Work by Ward and Grant (1996) echoed the findings of Townsend (1993) and Twombly (1993) that research about women is more often written by women. This research goes beyond previous work to explore academic publishing through three stages (prepublication, publication seeking, and postpublication). The authors showed that over time, some improvements have been made with regard to the numbers of women who publish and to the numbers of articles about women, but there may be gender biases that exist at various points in the publication process that negatively influence full participation of women (Ward & Grant, 1996).
Gender and Feminism in Other Disciplinary Discourse

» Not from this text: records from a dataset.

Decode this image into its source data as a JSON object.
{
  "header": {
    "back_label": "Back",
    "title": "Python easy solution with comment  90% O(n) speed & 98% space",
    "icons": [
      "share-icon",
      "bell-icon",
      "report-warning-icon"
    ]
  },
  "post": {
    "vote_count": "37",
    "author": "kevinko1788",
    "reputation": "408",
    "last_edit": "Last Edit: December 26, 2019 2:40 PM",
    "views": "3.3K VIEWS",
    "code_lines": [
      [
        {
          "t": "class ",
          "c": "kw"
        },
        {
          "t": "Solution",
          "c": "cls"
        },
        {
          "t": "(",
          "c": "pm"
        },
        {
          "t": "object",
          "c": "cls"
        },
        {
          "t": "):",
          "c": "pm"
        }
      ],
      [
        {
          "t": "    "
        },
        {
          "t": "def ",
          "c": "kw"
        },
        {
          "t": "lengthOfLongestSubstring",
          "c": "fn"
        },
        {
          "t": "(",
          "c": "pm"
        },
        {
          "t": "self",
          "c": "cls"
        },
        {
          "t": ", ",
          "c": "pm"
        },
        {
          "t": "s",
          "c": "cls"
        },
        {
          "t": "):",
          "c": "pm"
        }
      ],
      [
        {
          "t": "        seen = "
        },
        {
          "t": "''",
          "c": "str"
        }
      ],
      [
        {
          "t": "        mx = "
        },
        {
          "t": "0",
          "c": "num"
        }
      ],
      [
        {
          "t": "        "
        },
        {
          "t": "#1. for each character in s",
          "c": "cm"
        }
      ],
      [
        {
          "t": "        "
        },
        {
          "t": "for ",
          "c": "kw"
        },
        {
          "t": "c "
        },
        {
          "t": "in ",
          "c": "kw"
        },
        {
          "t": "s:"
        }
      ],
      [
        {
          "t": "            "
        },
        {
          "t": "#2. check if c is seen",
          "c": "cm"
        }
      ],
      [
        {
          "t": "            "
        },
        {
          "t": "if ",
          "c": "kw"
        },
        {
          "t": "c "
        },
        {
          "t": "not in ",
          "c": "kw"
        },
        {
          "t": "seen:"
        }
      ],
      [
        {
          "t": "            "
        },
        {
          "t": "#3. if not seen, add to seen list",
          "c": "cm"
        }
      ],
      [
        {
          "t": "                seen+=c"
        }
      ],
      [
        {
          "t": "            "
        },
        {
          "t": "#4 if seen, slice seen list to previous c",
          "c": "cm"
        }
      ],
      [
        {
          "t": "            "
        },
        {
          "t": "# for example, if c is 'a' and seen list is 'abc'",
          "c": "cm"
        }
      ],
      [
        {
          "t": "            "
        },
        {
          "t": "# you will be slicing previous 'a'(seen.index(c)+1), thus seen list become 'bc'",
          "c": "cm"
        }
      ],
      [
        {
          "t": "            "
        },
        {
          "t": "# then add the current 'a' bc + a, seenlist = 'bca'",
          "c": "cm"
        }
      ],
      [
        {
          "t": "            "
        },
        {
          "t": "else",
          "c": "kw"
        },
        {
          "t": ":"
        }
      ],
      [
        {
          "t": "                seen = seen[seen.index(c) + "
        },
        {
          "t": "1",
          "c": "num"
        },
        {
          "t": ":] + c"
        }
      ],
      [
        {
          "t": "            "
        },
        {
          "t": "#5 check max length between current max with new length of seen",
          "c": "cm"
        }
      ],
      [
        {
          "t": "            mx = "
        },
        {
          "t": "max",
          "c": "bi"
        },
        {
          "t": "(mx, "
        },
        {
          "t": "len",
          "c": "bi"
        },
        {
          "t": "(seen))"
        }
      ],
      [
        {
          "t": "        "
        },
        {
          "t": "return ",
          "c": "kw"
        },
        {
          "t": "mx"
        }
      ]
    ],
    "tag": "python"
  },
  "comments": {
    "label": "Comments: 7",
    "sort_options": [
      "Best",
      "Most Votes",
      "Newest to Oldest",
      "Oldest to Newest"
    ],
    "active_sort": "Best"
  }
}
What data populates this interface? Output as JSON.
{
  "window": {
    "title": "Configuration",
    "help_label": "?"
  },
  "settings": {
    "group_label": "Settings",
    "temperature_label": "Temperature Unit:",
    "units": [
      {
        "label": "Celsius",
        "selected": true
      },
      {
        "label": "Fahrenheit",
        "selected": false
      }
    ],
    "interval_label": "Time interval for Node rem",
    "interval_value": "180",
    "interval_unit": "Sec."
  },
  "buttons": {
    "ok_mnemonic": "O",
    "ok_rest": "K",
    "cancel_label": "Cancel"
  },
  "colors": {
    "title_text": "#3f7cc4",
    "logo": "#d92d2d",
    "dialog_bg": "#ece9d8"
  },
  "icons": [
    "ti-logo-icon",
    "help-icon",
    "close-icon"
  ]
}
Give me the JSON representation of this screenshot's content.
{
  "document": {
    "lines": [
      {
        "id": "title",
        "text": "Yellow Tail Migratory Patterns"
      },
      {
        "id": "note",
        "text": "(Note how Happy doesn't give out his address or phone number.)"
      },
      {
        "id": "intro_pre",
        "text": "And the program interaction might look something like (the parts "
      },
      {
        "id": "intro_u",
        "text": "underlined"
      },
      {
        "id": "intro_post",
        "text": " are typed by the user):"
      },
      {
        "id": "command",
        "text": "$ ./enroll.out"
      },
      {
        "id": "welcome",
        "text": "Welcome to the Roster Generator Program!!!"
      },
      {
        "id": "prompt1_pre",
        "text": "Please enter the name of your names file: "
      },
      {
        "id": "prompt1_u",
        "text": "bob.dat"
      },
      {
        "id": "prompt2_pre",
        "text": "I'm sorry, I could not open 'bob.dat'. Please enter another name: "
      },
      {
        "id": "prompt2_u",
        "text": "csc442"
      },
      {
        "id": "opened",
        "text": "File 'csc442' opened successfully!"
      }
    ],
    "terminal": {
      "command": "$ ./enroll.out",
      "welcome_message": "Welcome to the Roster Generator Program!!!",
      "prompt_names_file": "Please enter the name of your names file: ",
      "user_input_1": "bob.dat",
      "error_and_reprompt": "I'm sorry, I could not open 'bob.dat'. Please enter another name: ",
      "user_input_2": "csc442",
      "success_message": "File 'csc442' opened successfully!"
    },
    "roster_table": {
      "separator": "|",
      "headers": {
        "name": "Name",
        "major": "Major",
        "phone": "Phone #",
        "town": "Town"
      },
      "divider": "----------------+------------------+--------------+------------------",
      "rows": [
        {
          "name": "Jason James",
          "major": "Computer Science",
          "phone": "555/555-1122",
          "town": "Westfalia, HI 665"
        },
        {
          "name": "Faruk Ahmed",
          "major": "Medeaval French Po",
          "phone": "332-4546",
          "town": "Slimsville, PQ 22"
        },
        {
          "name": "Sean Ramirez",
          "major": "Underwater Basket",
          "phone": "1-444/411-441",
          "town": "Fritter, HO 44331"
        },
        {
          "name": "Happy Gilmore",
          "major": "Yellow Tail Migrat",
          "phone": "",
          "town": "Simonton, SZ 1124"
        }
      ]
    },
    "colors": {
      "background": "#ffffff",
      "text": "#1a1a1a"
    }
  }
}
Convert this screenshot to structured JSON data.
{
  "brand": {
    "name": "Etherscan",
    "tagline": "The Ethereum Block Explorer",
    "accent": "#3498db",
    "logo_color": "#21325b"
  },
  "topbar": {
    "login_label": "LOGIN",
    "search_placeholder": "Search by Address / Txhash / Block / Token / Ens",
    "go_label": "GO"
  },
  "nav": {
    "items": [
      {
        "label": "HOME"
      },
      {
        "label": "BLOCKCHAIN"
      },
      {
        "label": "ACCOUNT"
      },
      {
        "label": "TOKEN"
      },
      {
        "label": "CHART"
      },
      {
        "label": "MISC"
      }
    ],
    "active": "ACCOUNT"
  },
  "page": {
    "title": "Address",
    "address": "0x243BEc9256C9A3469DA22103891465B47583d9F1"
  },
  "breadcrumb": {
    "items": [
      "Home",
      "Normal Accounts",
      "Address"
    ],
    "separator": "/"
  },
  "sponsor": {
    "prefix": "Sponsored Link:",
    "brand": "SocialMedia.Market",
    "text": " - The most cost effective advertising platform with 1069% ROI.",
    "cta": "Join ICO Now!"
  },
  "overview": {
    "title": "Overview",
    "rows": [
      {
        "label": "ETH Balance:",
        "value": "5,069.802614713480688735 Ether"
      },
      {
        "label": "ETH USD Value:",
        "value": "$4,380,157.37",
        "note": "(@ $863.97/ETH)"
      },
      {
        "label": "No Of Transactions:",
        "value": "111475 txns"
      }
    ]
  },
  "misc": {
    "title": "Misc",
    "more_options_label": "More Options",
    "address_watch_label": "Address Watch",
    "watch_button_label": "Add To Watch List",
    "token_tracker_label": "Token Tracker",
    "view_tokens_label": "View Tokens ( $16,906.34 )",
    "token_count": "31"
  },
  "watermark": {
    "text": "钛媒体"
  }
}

Researchers in economics, community psychology, sociology, archeology, communication, family studies, and business have also conducted studies to understand better the impact of gender and feminism on discipline-based scholarship (Albelda, 1995; Angelique & Culley, 2003; Clemens, Powell, McIlwaine, & Okamoto, 1995; Hays-Gilpin, 2000; Stephen, 2000; Thompson & Walker, 1995; Walters, Fry, & Chaisson, 1990). Walters et al. focused their work on women as authors in business journals. They found that in business, the numbers of women authors have increased over time (1962-1984). When looking at gender as a variable, Clemens et al.'s data showed a relationship between the gender of an author and the author's methodology. Women in sociology tend to publish more qualitative work than men publish, while the quantitative work of men is published more frequently. In economics, community psychology, archeology, communication, and family studies, the researchers focused their studies on feminism in disciplinary scholarship. In all cases, feminist perspectives have slightly increased in the literatures over time. However, feminism is not considered part of the "mainstream" in these disciplines. Rather, feminist perspectives are relegated to separate publication spheres or subdisciplines (Albelda, 1995; Angelique & Culley, 2003; Hays-Gilpin, 2000; Stephen, 2000; Thompson & Walker, 1995).
Overall, the trends in a variety of disciplines and fields are consistent. Women are …